WHAT YOU WILL DO: Retype the data below exactly; skip every image.

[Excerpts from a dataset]
******************************

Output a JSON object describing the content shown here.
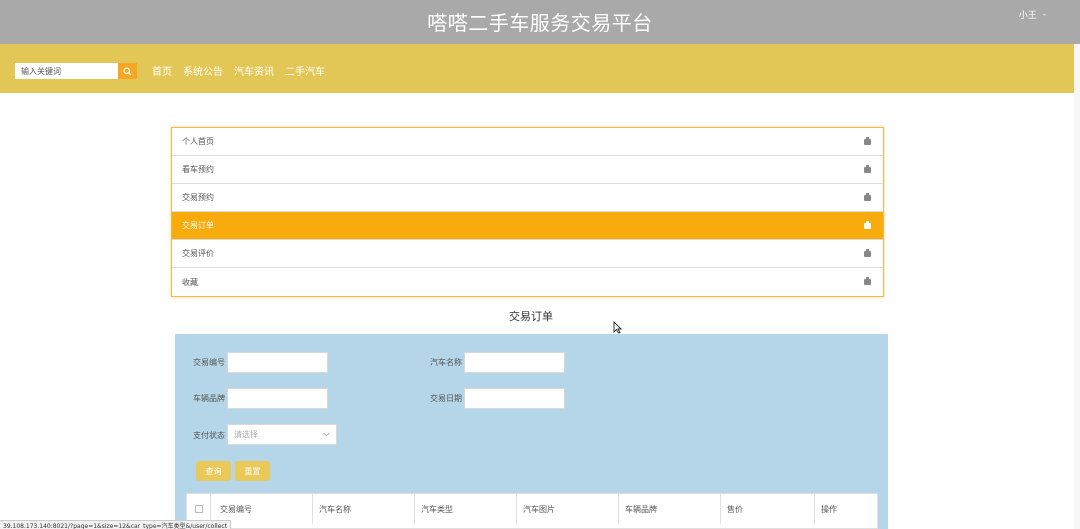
{
  "header": {
    "site_title": "嗒嗒二手车服务交易平台",
    "user_name": "小王",
    "user_menu_arrow": "-"
  },
  "nav": {
    "search_placeholder": "输入关键词",
    "links": [
      "首页",
      "系统公告",
      "汽车资讯",
      "二手汽车"
    ]
  },
  "sidebar_menu": {
    "items": [
      "个人首页",
      "看车预约",
      "交易预约",
      "交易订单",
      "交易评价",
      "收藏"
    ],
    "active_index": 3
  },
  "section": {
    "title": "交易订单"
  },
  "filters": {
    "order_no_label": "交易编号",
    "car_name_label": "汽车名称",
    "brand_label": "车辆品牌",
    "date_label": "交易日期",
    "pay_status_label": "支付状态",
    "pay_status_placeholder": "请选择",
    "query_button": "查询",
    "reset_button": "重置"
  },
  "table": {
    "headers": [
      "交易编号",
      "汽车名称",
      "汽车类型",
      "汽车图片",
      "车辆品牌",
      "售价",
      "操作"
    ]
  },
  "statusbar": {
    "url": "39.108.173.140:8021/?page=1&size=12&car_type=汽车类型&/user/collect"
  },
  "colors": {
    "topbar": "#a9a9a9",
    "navbar": "#e3c756",
    "active_menu": "#f8ab0c",
    "filter_panel": "#b4d6e8",
    "button": "#e9c95a"
  }
}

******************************

RESULT:
Output a JSON object describing the content shown here.
{
  "header": {
    "site_title": "嗒嗒二手车服务交易平台",
    "user_name": "小王",
    "user_menu_arrow": "-"
  },
  "nav": {
    "search_placeholder": "输入关键词",
    "links": [
      "首页",
      "系统公告",
      "汽车资讯",
      "二手汽车"
    ]
  },
  "sidebar_menu": {
    "items": [
      "个人首页",
      "看车预约",
      "交易预约",
      "交易订单",
      "交易评价",
      "收藏"
    ],
    "active_index": 3
  },
  "section": {
    "title": "交易订单"
  },
  "filters": {
    "order_no_label": "交易编号",
    "car_name_label": "汽车名称",
    "brand_label": "车辆品牌",
    "date_label": "交易日期",
    "pay_status_label": "支付状态",
    "pay_status_placeholder": "请选择",
    "query_button": "查询",
    "reset_button": "重置"
  },
  "table": {
    "headers": [
      "交易编号",
      "汽车名称",
      "汽车类型",
      "汽车图片",
      "车辆品牌",
      "售价",
      "操作"
    ]
  },
  "statusbar": {
    "url": "39.108.173.140:8021/?page=1&size=12&car_type=汽车类型&/user/collect"
  },
  "colors": {
    "topbar": "#a9a9a9",
    "navbar": "#e3c756",
    "active_menu": "#f8ab0c",
    "filter_panel": "#b4d6e8",
    "button": "#e9c95a"
  }
}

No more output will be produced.